I’ll start with something that has been a nice distraction from writing and conferences over the past month: Euro 2008, which is the world’s second most important soccer tournament (after the World Cup). It was a terrific tournament – the quality of play was outstanding and the matches were close and exciting. While Spain deservedly won yesterday’s final, the real story of the tournament was Turkey. Turkey is not a traditional soccer powerhouse, but in this tournament managed to pull off three amazing come-from-behind victories before eventually losing to Germany in a very close semifinal. I don’t know how many Americans watched the tournament, but on my way back from a conference, at least, I had to convince my fellow patrons at the O’Hare Chili’s that the last five minutes of Croatia-Turkey would make for better TV than some rerun on another channel. (I was vindicated when both teams scored – Turkey in the last seconds before winning on penalty kicks.)

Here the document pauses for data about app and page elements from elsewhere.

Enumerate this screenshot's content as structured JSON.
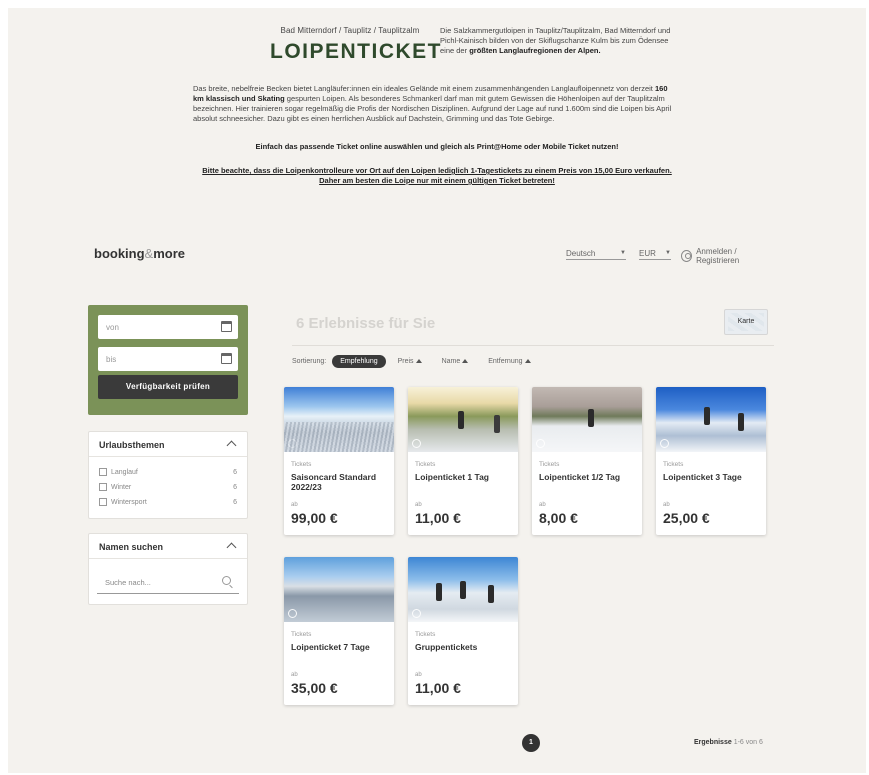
{
  "intro": {
    "kicker": "Bad Mitterndorf / Tauplitz / Tauplitzalm",
    "title": "LOIPENTICKET",
    "desc_plain": "Die Salzkammergutloipen in Tauplitz/Tauplitzalm, Bad Mitterndorf und Pichl-Kainisch bilden von der Skiflugschanze Kulm bis zum Ödensee eine der ",
    "desc_bold": "größten Langlaufregionen der Alpen.",
    "para_1": "Das breite, nebelfreie Becken bietet Langläufer:innen ein ideales Gelände mit einem zusammenhängenden Langlaufloipennetz von derzeit",
    "para_bold": "160 km klassisch und Skating",
    "para_2": " gespurten Loipen. Als besonderes Schmankerl darf man mit gutem Gewissen die Höhenloipen auf der Tauplitzalm bezeichnen. Hier trainieren sogar regelmäßig die Profis der Nordischen Disziplinen. Aufgrund der Lage auf rund 1.600m sind die Loipen bis April absolut schneesicher. Dazu gibt es einen herrlichen Ausblick auf Dachstein, Grimming und das Tote Gebirge.",
    "cta": "Einfach das passende Ticket online auswählen und gleich als Print@Home oder Mobile Ticket nutzen!",
    "note_1": "Bitte beachte, dass die Loipenkontrolleure vor Ort auf den Loipen lediglich 1-Tagestickets zu einem Preis von 15,00 Euro verkaufen.",
    "note_2": "Daher am besten die Loipe nur mit einem gültigen Ticket betreten!"
  },
  "topbar": {
    "logo_a": "booking",
    "logo_amp": "&",
    "logo_b": "more",
    "language": "Deutsch",
    "currency": "EUR",
    "login": "Anmelden / Registrieren"
  },
  "search": {
    "from_placeholder": "von",
    "to_placeholder": "bis",
    "check_button": "Verfügbarkeit prüfen"
  },
  "filters": {
    "themes_title": "Urlaubsthemen",
    "themes": [
      {
        "label": "Langlauf",
        "count": "6"
      },
      {
        "label": "Winter",
        "count": "6"
      },
      {
        "label": "Wintersport",
        "count": "6"
      }
    ],
    "name_title": "Namen suchen",
    "name_placeholder": "Suche nach..."
  },
  "results": {
    "title": "6 Erlebnisse für Sie",
    "map_button": "Karte",
    "sort_label": "Sortierung:",
    "sort_active": "Empfehlung",
    "sort_options": [
      "Preis",
      "Name",
      "Entfernung"
    ],
    "cards": [
      {
        "category": "Tickets",
        "name": "Saisoncard Standard 2022/23",
        "ab": "ab",
        "price": "99,00 €"
      },
      {
        "category": "Tickets",
        "name": "Loipenticket 1 Tag",
        "ab": "ab",
        "price": "11,00 €"
      },
      {
        "category": "Tickets",
        "name": "Loipenticket 1/2 Tag",
        "ab": "ab",
        "price": "8,00 €"
      },
      {
        "category": "Tickets",
        "name": "Loipenticket 3 Tage",
        "ab": "ab",
        "price": "25,00 €"
      },
      {
        "category": "Tickets",
        "name": "Loipenticket 7 Tage",
        "ab": "ab",
        "price": "35,00 €"
      },
      {
        "category": "Tickets",
        "name": "Gruppentickets",
        "ab": "ab",
        "price": "11,00 €"
      }
    ],
    "page": "1",
    "count_label": "Ergebnisse",
    "count_range": "1-6 von 6"
  }
}
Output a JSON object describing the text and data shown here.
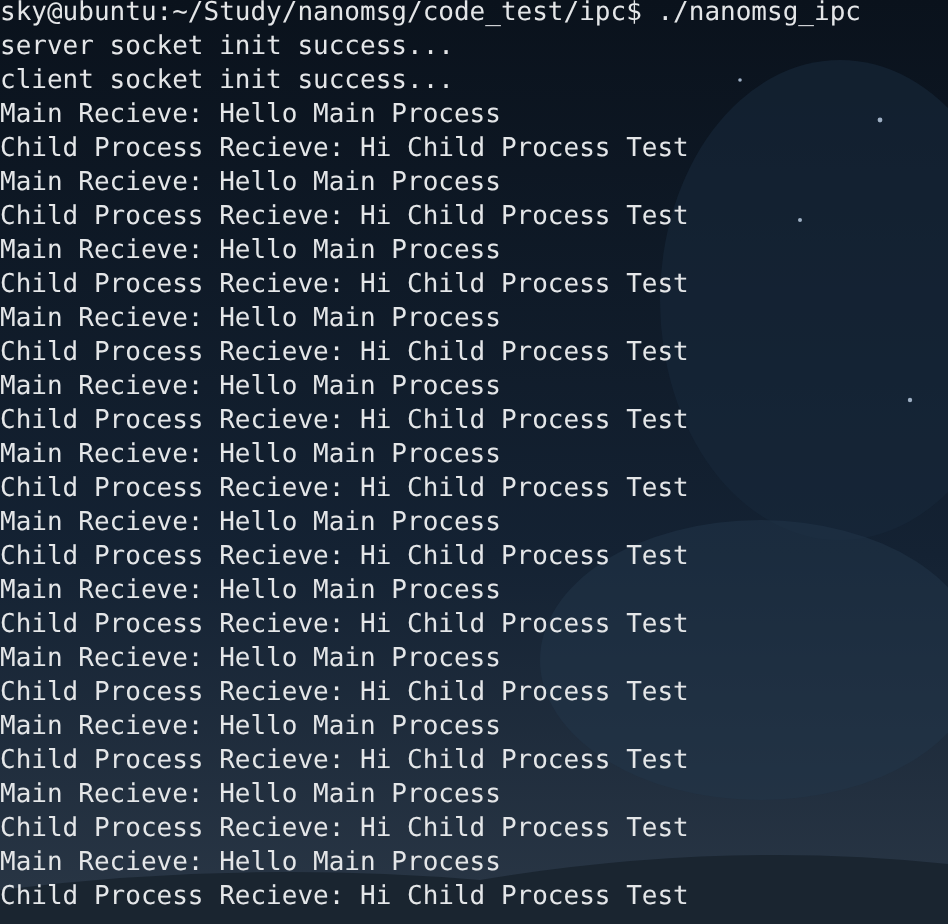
{
  "terminal": {
    "lines": [
      "sky@ubuntu:~/Study/nanomsg/code_test/ipc$ ./nanomsg_ipc",
      "server socket init success...",
      "client socket init success...",
      "Main Recieve: Hello Main Process",
      "Child Process Recieve: Hi Child Process Test",
      "Main Recieve: Hello Main Process",
      "Child Process Recieve: Hi Child Process Test",
      "Main Recieve: Hello Main Process",
      "Child Process Recieve: Hi Child Process Test",
      "Main Recieve: Hello Main Process",
      "Child Process Recieve: Hi Child Process Test",
      "Main Recieve: Hello Main Process",
      "Child Process Recieve: Hi Child Process Test",
      "Main Recieve: Hello Main Process",
      "Child Process Recieve: Hi Child Process Test",
      "Main Recieve: Hello Main Process",
      "Child Process Recieve: Hi Child Process Test",
      "Main Recieve: Hello Main Process",
      "Child Process Recieve: Hi Child Process Test",
      "Main Recieve: Hello Main Process",
      "Child Process Recieve: Hi Child Process Test",
      "Main Recieve: Hello Main Process",
      "Child Process Recieve: Hi Child Process Test",
      "Main Recieve: Hello Main Process",
      "Child Process Recieve: Hi Child Process Test",
      "Main Recieve: Hello Main Process",
      "Child Process Recieve: Hi Child Process Test"
    ]
  }
}
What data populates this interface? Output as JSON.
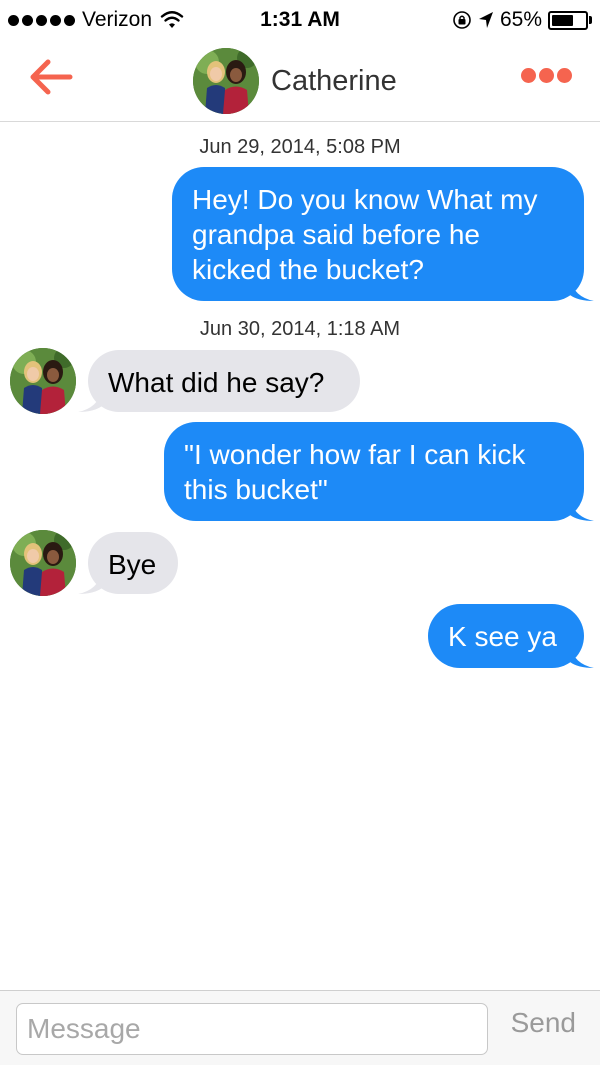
{
  "status_bar": {
    "carrier": "Verizon",
    "time": "1:31 AM",
    "battery": "65%",
    "battery_level": 0.65,
    "icons": [
      "signal-dots",
      "wifi-icon",
      "rotation-lock-icon",
      "location-arrow-icon",
      "battery-icon"
    ]
  },
  "nav": {
    "title": "Catherine",
    "back_icon": "arrow-left-icon",
    "more_icon": "ellipsis-icon",
    "accent_color": "#f5644f"
  },
  "conversation": {
    "timestamps": [
      "Jun 29, 2014, 5:08 PM",
      "Jun 30, 2014, 1:18 AM"
    ],
    "messages": [
      {
        "sender": "me",
        "lines": [
          "Hey! Do you know What my",
          "grandpa said before he",
          "kicked the bucket?"
        ]
      },
      {
        "sender": "Catherine",
        "lines": [
          "What did he say?"
        ]
      },
      {
        "sender": "me",
        "lines": [
          "\"I wonder how far I can kick",
          "this bucket\""
        ]
      },
      {
        "sender": "Catherine",
        "lines": [
          "Bye"
        ]
      },
      {
        "sender": "me",
        "lines": [
          "K see ya"
        ]
      }
    ],
    "outgoing_color": "#1d8af7",
    "incoming_color": "#e5e5ea"
  },
  "input": {
    "placeholder": "Message",
    "value": "",
    "send_label": "Send"
  }
}
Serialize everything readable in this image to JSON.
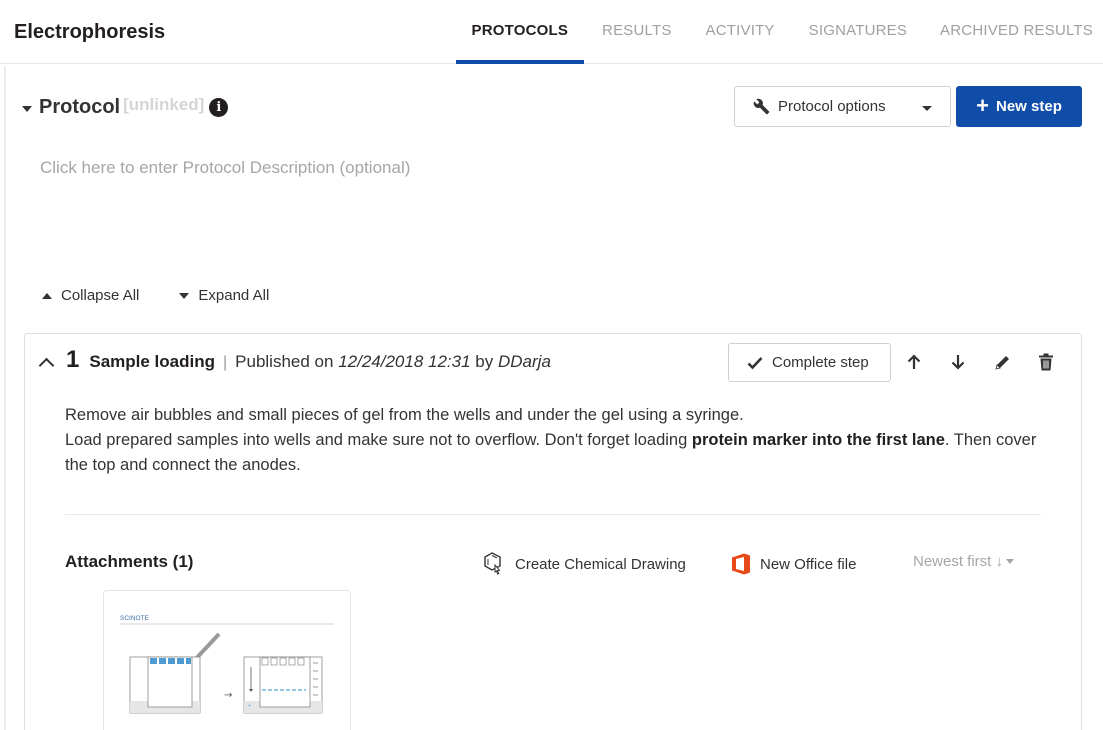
{
  "header": {
    "title": "Electrophoresis",
    "tabs": [
      {
        "label": "PROTOCOLS",
        "active": true
      },
      {
        "label": "RESULTS",
        "active": false
      },
      {
        "label": "ACTIVITY",
        "active": false
      },
      {
        "label": "SIGNATURES",
        "active": false
      },
      {
        "label": "ARCHIVED RESULTS",
        "active": false
      }
    ]
  },
  "protocol": {
    "title": "Protocol",
    "status": "[unlinked]",
    "info_icon": "i",
    "options_label": "Protocol options",
    "new_step_label": "New step",
    "description_placeholder": "Click here to enter Protocol Description (optional)",
    "collapse_all": "Collapse All",
    "expand_all": "Expand All"
  },
  "step": {
    "number": "1",
    "name": "Sample loading",
    "separator": "|",
    "published_prefix": "Published on",
    "published_date": "12/24/2018 12:31",
    "by": "by",
    "author": "DDarja",
    "complete_label": "Complete step",
    "body_line1": "Remove air bubbles and small pieces of gel from the wells and under the gel using a syringe.",
    "body_line2_start": "Load prepared samples into wells and make sure not to overflow. Don't forget loading ",
    "body_line2_bold": "protein marker into the first lane",
    "body_line2_end": ". Then cover the top and connect the anodes."
  },
  "attachments": {
    "title": "Attachments (1)",
    "chem_label": "Create Chemical Drawing",
    "office_label": "New Office file",
    "sort_label": "Newest first ↓",
    "thumb_logo": "SCINOTE"
  },
  "colors": {
    "primary": "#104da9",
    "office_red": "#e64a19",
    "muted_text": "#a6a6a6",
    "gel_blue": "#5ba4d8"
  }
}
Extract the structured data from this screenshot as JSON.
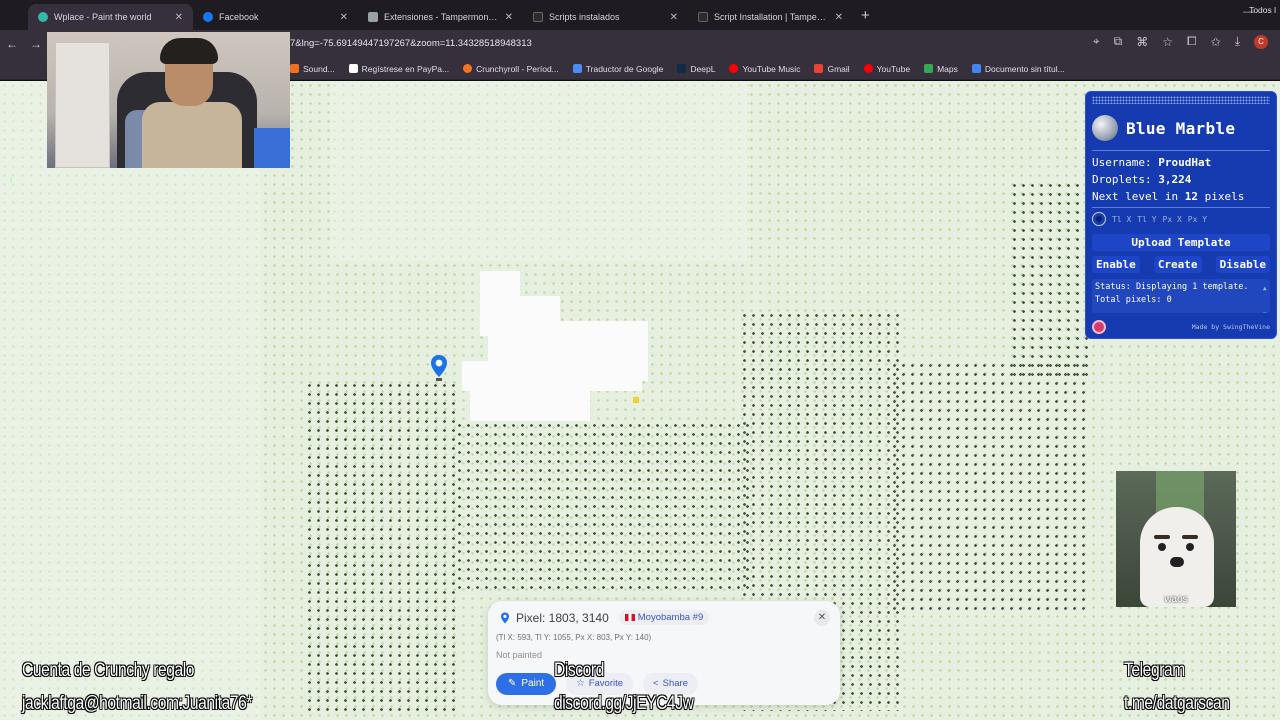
{
  "tabs": [
    {
      "label": "Wplace - Paint the world",
      "active": true,
      "favicon_color": "#35b7a7"
    },
    {
      "label": "Facebook",
      "active": false,
      "favicon_color": "#1877f2"
    },
    {
      "label": "Extensiones - Tampermonkey",
      "active": false,
      "favicon_color": "#9aa0a6"
    },
    {
      "label": "Scripts instalados",
      "active": false,
      "favicon_color": "#2b2b2b"
    },
    {
      "label": "Script Installation | Tampermon",
      "active": false,
      "favicon_color": "#2b2b2b"
    }
  ],
  "toolbar": {
    "url": "7&lng=-75.69149447197267&zoom=11.34328518948313",
    "profile_initial": "C"
  },
  "bookmarks": [
    {
      "label": "Sound...",
      "color": "#f26f21"
    },
    {
      "label": "Regístrese en PayPa...",
      "color": "#ffffff"
    },
    {
      "label": "Crunchyroll - Períod...",
      "color": "#f47521"
    },
    {
      "label": "Traductor de Google",
      "color": "#4c8bf5"
    },
    {
      "label": "DeepL",
      "color": "#0f2b46"
    },
    {
      "label": "YouTube Music",
      "color": "#ff0000"
    },
    {
      "label": "Gmail",
      "color": "#ea4335"
    },
    {
      "label": "YouTube",
      "color": "#ff0000"
    },
    {
      "label": "Maps",
      "color": "#34a853"
    },
    {
      "label": "Documento sin títul...",
      "color": "#4285f4"
    }
  ],
  "bookmarks_all": "Todos l",
  "blue_marble": {
    "title": "Blue Marble",
    "username_label": "Username:",
    "username": "ProudHat",
    "droplets_label": "Droplets:",
    "droplets": "3,224",
    "next_level_prefix": "Next level in",
    "next_level_value": "12",
    "next_level_suffix": "pixels",
    "coord_fields": [
      "Tl X",
      "Tl Y",
      "Px X",
      "Px Y"
    ],
    "upload_label": "Upload Template",
    "enable_label": "Enable",
    "create_label": "Create",
    "disable_label": "Disable",
    "status_text": "Status: Displaying 1 template.",
    "status_more": "Total pixels: 0",
    "made_by": "Made by SwingTheVine"
  },
  "pixel_popup": {
    "title": "Pixel: 1803, 3140",
    "region": "Moyobamba #9",
    "coords": "(Tl X: 593, Tl Y: 1055, Px X: 803, Px Y: 140)",
    "status": "Not painted",
    "paint_label": "Paint",
    "favorite_label": "Favorite",
    "share_label": "Share"
  },
  "dog_caption": "waos",
  "overlays": {
    "crunchy_title": "Cuenta de Crunchy regalo",
    "crunchy_account": "jacklaftga@hotmail.com:Juanita76*",
    "discord_title": "Discord",
    "discord_link": "discord.gg/JjEYC4Jw",
    "telegram_title": "Telegram",
    "telegram_link": "t.me/datgarscan"
  }
}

An interest in soccer comes naturally for me given my family. My dad started the men’s soccer team at Clemson University in 1967 and had an amazing career before retiring in 1994. Needless to say there were some big expectations on me growing up. Turns out I was pretty terrible at soccer, but all was forgiven since I did well in school. My brother inherited the soccer genes and went on to play for Clemson after my dad retired.

Even though I couldn’t play, I did go to countless games and enjoy many conversations about the sport. The conventional wisdom is that Americans don’t like soccer because there’s not enough scoring, which makes it boring. I actually think the lack of scoring makes each goal that much more exciting, and that a bigger problem is the opaqueness of the teams’ strategies. In football you establish the run to open up the pass, in basketball you establish the inside game to open up the perimeter, but in soccer, it’s far from clear what the teams are doing. The announcers could help here, but it’s a fine line between initiating new viewers and not irritating seasoned viewers with five-minute discussions of the meaning of “offsides” (a problem with US soccer coverage in the past). Even with a better understanding of the game, I doubt soccer will ever become that popular as a spectator sport here (unless it’s watching your kids play), although more sports fans would surely have their interest piqued by tournaments as good as Euro 2008.